Voters in the east African country choose a president and National Assembly as uncertainties, created by a government corruption scandal and the postponement of the Apr 2015 constitutional referendum, open the door to change.
The opposition is within reach of breaking the long-standing stranglehold on power of the Chama Cha Mapinduzi (CCM) party, and the vote might win greater power for autonomous Zanzibar. The uncertainties might also trigger uncharacteristic political turmoil.
At a massive rally in the economic capital of Dar es Salaam on Aug 23, the CCM presidential candidate, former works minister John Magufuli, promised supporters that he would put an end to rampant corruption.
The country's four main opposition parties have chosen ex-prime minister Edward Lowassa, who defected last month from the CCM, as their joint presidential candidate. The newswire AFP reports that Lowassa, 61, was the east African country's prime minister between 2005 and 2008.

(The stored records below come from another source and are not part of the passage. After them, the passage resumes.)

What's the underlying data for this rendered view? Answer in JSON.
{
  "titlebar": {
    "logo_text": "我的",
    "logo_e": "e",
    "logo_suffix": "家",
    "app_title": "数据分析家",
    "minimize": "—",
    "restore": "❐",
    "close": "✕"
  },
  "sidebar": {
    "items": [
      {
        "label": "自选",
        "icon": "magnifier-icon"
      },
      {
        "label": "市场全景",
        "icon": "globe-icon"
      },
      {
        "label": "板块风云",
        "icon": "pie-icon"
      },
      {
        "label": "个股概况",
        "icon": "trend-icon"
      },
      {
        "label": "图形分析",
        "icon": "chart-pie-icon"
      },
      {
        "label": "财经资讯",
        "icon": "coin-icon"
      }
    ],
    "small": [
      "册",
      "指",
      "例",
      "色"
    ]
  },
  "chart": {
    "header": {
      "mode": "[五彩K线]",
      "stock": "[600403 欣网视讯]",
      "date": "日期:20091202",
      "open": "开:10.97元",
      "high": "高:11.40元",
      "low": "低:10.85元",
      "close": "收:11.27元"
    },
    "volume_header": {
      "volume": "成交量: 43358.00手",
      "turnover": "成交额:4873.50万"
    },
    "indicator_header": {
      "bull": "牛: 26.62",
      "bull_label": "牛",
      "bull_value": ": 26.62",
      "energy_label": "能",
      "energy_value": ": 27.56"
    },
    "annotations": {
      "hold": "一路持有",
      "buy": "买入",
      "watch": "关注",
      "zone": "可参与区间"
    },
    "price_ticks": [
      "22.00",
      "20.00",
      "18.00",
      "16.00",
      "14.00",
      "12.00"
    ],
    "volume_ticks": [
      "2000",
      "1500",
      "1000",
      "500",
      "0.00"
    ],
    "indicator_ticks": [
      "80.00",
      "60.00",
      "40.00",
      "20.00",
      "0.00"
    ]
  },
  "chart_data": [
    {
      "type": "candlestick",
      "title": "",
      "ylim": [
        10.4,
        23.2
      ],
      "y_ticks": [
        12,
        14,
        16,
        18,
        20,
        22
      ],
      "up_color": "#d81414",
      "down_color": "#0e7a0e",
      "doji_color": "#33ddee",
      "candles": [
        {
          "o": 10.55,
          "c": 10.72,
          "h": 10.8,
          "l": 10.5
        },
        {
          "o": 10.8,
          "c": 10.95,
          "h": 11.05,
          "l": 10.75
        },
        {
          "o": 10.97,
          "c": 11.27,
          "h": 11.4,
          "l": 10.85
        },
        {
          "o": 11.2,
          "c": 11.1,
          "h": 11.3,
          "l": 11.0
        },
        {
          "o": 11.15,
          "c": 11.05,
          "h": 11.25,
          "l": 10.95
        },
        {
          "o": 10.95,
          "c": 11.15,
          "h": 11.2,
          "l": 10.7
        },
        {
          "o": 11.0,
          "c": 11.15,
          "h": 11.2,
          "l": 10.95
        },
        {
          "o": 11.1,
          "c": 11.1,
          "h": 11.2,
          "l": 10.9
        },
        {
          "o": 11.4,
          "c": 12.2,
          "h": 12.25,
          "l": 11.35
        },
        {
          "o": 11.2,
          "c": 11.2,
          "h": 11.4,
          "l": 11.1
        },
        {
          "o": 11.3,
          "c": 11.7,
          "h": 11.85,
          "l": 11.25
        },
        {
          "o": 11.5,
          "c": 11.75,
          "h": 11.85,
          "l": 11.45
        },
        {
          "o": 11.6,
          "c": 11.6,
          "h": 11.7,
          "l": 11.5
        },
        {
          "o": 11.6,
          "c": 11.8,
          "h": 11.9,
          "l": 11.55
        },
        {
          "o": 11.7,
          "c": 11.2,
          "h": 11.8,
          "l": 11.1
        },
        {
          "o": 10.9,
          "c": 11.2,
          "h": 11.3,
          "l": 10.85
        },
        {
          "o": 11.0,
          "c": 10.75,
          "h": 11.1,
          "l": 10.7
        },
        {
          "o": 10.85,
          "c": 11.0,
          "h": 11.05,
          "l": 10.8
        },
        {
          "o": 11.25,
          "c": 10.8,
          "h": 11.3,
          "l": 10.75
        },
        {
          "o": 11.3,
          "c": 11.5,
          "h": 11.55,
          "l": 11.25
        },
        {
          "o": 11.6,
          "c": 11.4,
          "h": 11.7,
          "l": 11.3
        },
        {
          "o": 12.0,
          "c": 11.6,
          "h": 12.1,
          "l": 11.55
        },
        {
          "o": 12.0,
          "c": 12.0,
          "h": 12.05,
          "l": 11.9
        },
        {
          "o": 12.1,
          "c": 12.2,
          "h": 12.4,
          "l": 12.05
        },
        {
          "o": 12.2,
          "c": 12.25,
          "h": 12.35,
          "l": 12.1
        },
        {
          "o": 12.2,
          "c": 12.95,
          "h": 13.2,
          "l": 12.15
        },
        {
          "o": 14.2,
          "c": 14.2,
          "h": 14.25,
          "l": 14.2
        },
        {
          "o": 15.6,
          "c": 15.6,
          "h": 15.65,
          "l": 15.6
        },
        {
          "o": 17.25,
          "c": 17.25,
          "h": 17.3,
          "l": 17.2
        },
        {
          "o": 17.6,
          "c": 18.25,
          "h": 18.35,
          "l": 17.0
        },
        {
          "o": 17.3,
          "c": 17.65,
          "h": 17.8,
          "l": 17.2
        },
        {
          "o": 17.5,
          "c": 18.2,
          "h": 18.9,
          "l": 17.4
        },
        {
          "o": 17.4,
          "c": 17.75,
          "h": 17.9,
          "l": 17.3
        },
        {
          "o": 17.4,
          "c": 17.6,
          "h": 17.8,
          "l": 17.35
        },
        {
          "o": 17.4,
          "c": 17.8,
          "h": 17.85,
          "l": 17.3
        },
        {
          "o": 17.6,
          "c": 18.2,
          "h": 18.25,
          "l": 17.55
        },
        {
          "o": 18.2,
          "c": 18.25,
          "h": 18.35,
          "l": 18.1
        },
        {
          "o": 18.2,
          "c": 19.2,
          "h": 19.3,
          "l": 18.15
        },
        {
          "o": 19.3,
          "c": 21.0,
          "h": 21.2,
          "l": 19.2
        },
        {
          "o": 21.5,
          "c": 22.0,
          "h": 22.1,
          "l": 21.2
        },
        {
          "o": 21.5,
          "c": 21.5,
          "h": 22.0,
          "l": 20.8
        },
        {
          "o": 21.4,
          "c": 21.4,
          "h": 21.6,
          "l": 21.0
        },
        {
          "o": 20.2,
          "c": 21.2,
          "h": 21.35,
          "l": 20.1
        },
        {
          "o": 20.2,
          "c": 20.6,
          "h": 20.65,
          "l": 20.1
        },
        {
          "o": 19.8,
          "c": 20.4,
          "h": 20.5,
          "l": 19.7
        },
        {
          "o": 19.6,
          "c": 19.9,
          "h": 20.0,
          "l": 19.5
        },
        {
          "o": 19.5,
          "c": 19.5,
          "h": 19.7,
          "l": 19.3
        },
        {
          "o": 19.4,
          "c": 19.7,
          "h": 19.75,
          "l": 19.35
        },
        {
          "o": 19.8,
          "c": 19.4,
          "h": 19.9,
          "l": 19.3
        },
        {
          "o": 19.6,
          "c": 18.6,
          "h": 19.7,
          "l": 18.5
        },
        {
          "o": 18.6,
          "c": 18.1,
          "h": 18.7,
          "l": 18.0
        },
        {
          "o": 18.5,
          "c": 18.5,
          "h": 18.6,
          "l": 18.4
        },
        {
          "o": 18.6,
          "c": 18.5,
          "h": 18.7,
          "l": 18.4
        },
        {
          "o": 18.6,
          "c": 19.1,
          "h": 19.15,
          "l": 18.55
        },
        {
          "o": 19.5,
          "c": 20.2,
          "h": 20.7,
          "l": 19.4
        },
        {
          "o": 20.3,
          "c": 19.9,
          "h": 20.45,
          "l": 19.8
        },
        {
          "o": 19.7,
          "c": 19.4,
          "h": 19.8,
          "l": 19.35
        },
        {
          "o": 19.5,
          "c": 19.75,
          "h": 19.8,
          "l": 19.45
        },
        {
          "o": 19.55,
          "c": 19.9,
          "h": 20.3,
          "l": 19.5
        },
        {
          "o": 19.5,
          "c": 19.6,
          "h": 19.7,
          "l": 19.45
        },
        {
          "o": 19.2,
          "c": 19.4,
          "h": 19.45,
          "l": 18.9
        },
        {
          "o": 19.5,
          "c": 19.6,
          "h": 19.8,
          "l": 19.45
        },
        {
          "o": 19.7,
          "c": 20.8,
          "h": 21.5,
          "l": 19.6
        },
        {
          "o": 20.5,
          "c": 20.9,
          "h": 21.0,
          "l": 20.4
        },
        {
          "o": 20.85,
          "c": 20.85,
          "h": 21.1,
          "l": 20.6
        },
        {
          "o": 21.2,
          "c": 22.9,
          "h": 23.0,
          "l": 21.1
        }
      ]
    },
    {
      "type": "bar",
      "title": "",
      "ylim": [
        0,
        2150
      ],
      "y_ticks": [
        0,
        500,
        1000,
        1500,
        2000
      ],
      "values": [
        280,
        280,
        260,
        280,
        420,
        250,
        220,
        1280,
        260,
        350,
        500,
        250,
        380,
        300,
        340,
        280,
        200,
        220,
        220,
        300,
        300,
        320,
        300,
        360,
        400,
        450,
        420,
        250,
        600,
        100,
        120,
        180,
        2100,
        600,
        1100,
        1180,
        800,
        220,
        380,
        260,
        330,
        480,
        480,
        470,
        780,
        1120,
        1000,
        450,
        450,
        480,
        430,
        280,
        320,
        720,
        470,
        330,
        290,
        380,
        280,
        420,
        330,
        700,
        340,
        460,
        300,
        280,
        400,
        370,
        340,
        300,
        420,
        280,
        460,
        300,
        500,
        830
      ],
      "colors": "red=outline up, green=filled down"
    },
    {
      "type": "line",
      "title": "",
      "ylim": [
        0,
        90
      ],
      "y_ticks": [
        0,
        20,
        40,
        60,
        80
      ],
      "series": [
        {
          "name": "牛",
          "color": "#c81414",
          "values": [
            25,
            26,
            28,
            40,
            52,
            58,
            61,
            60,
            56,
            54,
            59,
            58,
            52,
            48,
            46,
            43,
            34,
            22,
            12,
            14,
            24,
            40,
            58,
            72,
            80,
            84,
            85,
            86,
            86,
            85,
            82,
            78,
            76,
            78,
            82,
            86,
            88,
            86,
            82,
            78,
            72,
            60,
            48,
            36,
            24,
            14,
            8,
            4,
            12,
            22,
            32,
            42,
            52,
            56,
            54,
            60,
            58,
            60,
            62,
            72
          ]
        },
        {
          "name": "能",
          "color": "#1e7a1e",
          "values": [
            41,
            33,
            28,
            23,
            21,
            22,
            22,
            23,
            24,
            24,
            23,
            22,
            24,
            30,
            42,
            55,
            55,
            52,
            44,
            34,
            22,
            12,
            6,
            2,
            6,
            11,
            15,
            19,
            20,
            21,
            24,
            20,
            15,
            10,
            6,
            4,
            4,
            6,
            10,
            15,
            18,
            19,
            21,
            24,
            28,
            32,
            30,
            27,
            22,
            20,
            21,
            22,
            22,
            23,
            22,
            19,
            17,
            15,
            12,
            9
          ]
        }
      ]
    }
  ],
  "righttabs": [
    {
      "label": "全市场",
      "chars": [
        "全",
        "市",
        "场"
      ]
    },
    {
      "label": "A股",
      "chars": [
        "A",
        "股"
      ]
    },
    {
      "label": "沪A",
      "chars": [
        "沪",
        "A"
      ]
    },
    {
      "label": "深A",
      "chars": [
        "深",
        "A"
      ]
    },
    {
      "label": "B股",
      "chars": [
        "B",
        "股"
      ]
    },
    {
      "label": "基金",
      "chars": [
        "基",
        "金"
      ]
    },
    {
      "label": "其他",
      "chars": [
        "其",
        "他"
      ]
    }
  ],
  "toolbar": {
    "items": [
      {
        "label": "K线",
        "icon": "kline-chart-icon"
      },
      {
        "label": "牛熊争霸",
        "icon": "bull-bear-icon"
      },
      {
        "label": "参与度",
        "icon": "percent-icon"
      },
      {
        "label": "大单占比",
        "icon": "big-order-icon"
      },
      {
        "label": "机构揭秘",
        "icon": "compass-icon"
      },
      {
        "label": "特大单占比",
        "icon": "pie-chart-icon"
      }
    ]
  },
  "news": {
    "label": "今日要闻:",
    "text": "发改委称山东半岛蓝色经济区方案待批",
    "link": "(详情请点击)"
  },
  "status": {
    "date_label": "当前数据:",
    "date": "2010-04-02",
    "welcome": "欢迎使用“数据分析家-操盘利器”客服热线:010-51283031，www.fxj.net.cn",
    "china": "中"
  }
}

Tanzania, the union of Tanganyika with Zanzibar, has a track record of peaceful presidential handovers, but the CCM government hasn't yet faced a significant challenge from the opposition. Although CCM has won all four elections since 1995, when an era of one-party rule ended, the opposition has made ground in recent votes. This time around the four main opposition parties - Chadema party, the Civic United Front (CUF), NCCR-Mageuzi and the National League for Democracy (NLD) - have increased their chances by fielding joint candidates at all levels of elections.
The postponed constitutional referendum was a vote on a charter to replace one passed in 1977 when the country was under one-party rule. The opposition boycotted the vote on the draft constitution, which was approved by the CCM-dominated assembly on Oct 2, 2014. The opposition is angry because the draft constitution makes few major changes to the structure of government, claiming it has rejected opposition calls for a strengthening of the federal system to limit presidential powers. It would also have shifted the relationship between Tanganyika and Zanzibar.
President Jakaya Kikwete is ineligible for a third term and has ruled out any effort to extend it. Britain's Guardian newspaper reports that Kikwete was forced to take action after the energy minister resigned following an alleged role in US $180 million going missing from Tanzania's central bank.
Date written/update: 2015-09-23